|The study is sure to be watched by government, academic, and commercial survey researchers. (Associated Press)|
Northeast lagging in cellphone-only homes
Mass. among lowest in study
Trendy California isn't a trendsetter when it comes to relying on cellphones. And while the 1987 movie "Wall Street" helped introduce the then-brick-size mobile phone to popular culture, New York and other Northeast states lag in dropping landlines. Surprisingly, Oklahoma and Utah lead in going wireless, according to federal estimates released yesterday.
At least 26 percent of households are cell-only in Oklahoma and Utah, the federal Centers for Disease Control and Prevention estimated. That rate was at least 20 percent in nine states - Nebraska, Arkansas, Idaho, Iowa, Kentucky, New Mexico, Texas, South Carolina, and Tennessee - and the District of Columbia.
The study is sure to be watched closely by telecommunications companies trying to understand state and local markets better, and by government, academic, and commercial survey researchers using telephone polling to monitor health trends, politics, and much more.
The CDC, blending its own 2007 survey data with census updates, found the prevalence of cell-only households varies widely by state - sometimes within regions and even among neighboring states. This is tied to differences by state in demographics known to predict wireless- only ownership, especially being young and renting rather than owning a home.
States with the fewest cell- only households: Vermont (5 percent) and Connecticut, Delaware, and South Dakota (6 percent each). South Dakota was near the bottom even though next-door Nebraska was near the top. Also below 10 percent: Rhode Island, New Jersey, Hawaii, California (9 percent), Montana, Massachusetts, and Missouri. In New York - where Michael Douglas, as corporate raider Gordon Gekko, roamed lower Manhattan barking orders on a huge early cellphone in "Wall Street" - 11 percent of households were cell-only.
The study also estimated how many adults only have cellphones.
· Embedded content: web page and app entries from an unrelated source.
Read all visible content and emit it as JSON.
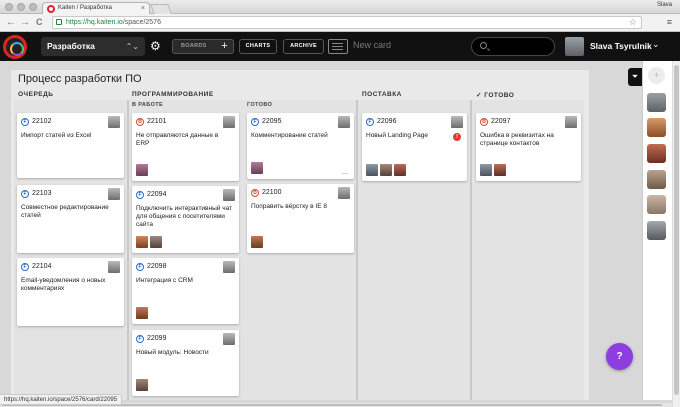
{
  "browser": {
    "tab_title": "Kaiten / Разработка",
    "tab_close": "×",
    "user": "Slava",
    "nav_back": "←",
    "nav_forward": "→",
    "nav_reload": "C",
    "url_scheme_host": "https://hq.kaiten.io",
    "url_path": "/space/2576",
    "star": "☆",
    "menu": "≡",
    "status_url": "https://hq.kaiten.io/space/2576/card/22095"
  },
  "header": {
    "space_name": "Разработка",
    "space_chevrons": "⌃⌄",
    "gear": "⚙",
    "boards_label": "BOARDS",
    "boards_plus": "+",
    "charts_label": "CHARTS",
    "archive_label": "ARCHIVE",
    "new_card_label": "New card",
    "user_name": "Slava Tsyrulnik",
    "user_chevron": "⌄"
  },
  "board": {
    "title": "Процесс разработки ПО",
    "columns": [
      {
        "label": "ОЧЕРЕДЬ"
      },
      {
        "label": "ПРОГРАММИРОВАНИЕ",
        "subcolumns": [
          {
            "label": "В РАБОТЕ"
          },
          {
            "label": "ГОТОВО"
          }
        ]
      },
      {
        "label": "ПОСТАВКА"
      },
      {
        "label": "✓ ГОТОВО"
      }
    ],
    "cards": [
      {
        "id": "22102",
        "type": "F",
        "title": "Импорт статей из Excel"
      },
      {
        "id": "22103",
        "type": "F",
        "title": "Совместное редактирование статей"
      },
      {
        "id": "22104",
        "type": "F",
        "title": "Email-уведомления о новых комментариях"
      },
      {
        "id": "22101",
        "type": "B",
        "title": "Не отправляются данные в ERP"
      },
      {
        "id": "22094",
        "type": "F",
        "title": "Подключить интерактивный чат для общения с посетителями сайта"
      },
      {
        "id": "22098",
        "type": "F",
        "title": "Интеграция с CRM"
      },
      {
        "id": "22099",
        "type": "F",
        "title": "Новый модуль: Новости"
      },
      {
        "id": "22095",
        "type": "F",
        "title": "Комментирование статей",
        "more": "..."
      },
      {
        "id": "22100",
        "type": "B",
        "title": "Поправить вёрстку в IE 8"
      },
      {
        "id": "22096",
        "type": "F",
        "title": "Новый Landing Page",
        "alert": "!"
      },
      {
        "id": "22097",
        "type": "B",
        "title": "Ошибка в реквизитах на странице контактов"
      }
    ]
  },
  "rail": {
    "add_icon": "+",
    "filter_icon": "⏷"
  },
  "fab": {
    "label": "?"
  },
  "colors": {
    "header_bg": "#111111",
    "accent": "#8e3ee0",
    "feature": "#2d6bc9",
    "bug": "#d24b2b"
  }
}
Those estimates mostly came within a point or two of the household numbers.
The study's lead author, Stephen Blumberg, senior scientist at the CDC's National Center for Health Statistics, noted the data are from 2007, and all signs indicate people keep substituting cellphones for landlines at a steady pace. "We would expect that today in 2009 the prevalence rates in every state have increased, perhaps by 5 percentage points or more. What we don't know is whether the rate of growth is the same in every state," Blumberg said.
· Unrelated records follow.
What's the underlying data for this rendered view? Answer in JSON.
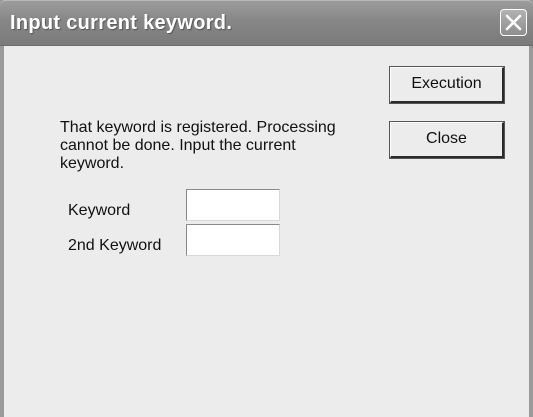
{
  "dialog": {
    "title": "Input current keyword.",
    "message": "That keyword is registered. Processing\n cannot be done. Input the current\nkeyword.",
    "buttons": {
      "execution": "Execution",
      "close": "Close"
    },
    "fields": {
      "keyword": {
        "label": "Keyword",
        "value": ""
      },
      "second_keyword": {
        "label": "2nd Keyword",
        "value": ""
      }
    },
    "icons": {
      "title_close": "close-icon"
    }
  }
}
By asking about telephone usage in its monthly in-person health surveys, Blumberg's agency is the only source for data on prevalence of cellphone-only households. It estimates more than 1 in 6 American homes - 17.5 percent - had only wireless phones as of a year ago.
The health survey doesn't have enough interviews to produce reliable state-level estimates in most states, so Blumberg's team looked to the Census Bureau's Current Population Survey, with large state samples.